▸ WHAT THE EXERCISE ASKS: All of the entries are to be returned word for word.

▸ INFORMATION SHOWN:
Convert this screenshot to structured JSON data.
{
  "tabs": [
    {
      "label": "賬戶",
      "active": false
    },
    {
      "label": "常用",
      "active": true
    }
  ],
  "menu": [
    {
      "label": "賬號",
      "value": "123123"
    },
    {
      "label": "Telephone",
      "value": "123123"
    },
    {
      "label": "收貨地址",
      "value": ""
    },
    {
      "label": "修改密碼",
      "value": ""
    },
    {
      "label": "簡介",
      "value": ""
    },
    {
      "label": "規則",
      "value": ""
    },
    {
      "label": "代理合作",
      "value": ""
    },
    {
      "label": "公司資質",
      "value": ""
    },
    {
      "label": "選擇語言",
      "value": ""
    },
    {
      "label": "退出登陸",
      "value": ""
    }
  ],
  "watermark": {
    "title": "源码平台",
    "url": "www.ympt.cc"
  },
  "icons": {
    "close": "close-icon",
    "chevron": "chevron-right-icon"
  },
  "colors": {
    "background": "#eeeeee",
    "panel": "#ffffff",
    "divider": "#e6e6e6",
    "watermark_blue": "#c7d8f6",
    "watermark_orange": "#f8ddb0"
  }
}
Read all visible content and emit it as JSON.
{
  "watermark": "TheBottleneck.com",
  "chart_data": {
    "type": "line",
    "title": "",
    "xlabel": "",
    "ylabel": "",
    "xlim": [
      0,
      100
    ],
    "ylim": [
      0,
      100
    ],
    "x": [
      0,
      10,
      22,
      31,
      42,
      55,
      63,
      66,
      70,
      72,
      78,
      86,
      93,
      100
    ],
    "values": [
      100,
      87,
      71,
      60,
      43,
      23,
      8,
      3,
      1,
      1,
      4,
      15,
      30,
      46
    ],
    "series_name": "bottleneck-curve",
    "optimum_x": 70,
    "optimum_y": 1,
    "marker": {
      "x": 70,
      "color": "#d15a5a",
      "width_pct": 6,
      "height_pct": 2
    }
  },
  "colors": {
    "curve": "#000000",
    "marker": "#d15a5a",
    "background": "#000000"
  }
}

▸ RESPONSE TO THIS EXERCISE:
Convert this screenshot to structured JSON data.
{
  "tabs": [
    {
      "label": "賬戶",
      "active": false
    },
    {
      "label": "常用",
      "active": true
    }
  ],
  "menu": [
    {
      "label": "賬號",
      "value": "123123"
    },
    {
      "label": "Telephone",
      "value": "123123"
    },
    {
      "label": "收貨地址",
      "value": ""
    },
    {
      "label": "修改密碼",
      "value": ""
    },
    {
      "label": "簡介",
      "value": ""
    },
    {
      "label": "規則",
      "value": ""
    },
    {
      "label": "代理合作",
      "value": ""
    },
    {
      "label": "公司資質",
      "value": ""
    },
    {
      "label": "選擇語言",
      "value": ""
    },
    {
      "label": "退出登陸",
      "value": ""
    }
  ],
  "watermark": {
    "title": "源码平台",
    "url": "www.ympt.cc"
  },
  "icons": {
    "close": "close-icon",
    "chevron": "chevron-right-icon"
  },
  "colors": {
    "background": "#eeeeee",
    "panel": "#ffffff",
    "divider": "#e6e6e6",
    "watermark_blue": "#c7d8f6",
    "watermark_orange": "#f8ddb0"
  }
}
Read all visible content and emit it as JSON.
{
  "watermark": "TheBottleneck.com",
  "chart_data": {
    "type": "line",
    "title": "",
    "xlabel": "",
    "ylabel": "",
    "xlim": [
      0,
      100
    ],
    "ylim": [
      0,
      100
    ],
    "x": [
      0,
      10,
      22,
      31,
      42,
      55,
      63,
      66,
      70,
      72,
      78,
      86,
      93,
      100
    ],
    "values": [
      100,
      87,
      71,
      60,
      43,
      23,
      8,
      3,
      1,
      1,
      4,
      15,
      30,
      46
    ],
    "series_name": "bottleneck-curve",
    "optimum_x": 70,
    "optimum_y": 1,
    "marker": {
      "x": 70,
      "color": "#d15a5a",
      "width_pct": 6,
      "height_pct": 2
    }
  },
  "colors": {
    "curve": "#000000",
    "marker": "#d15a5a",
    "background": "#000000"
  }
}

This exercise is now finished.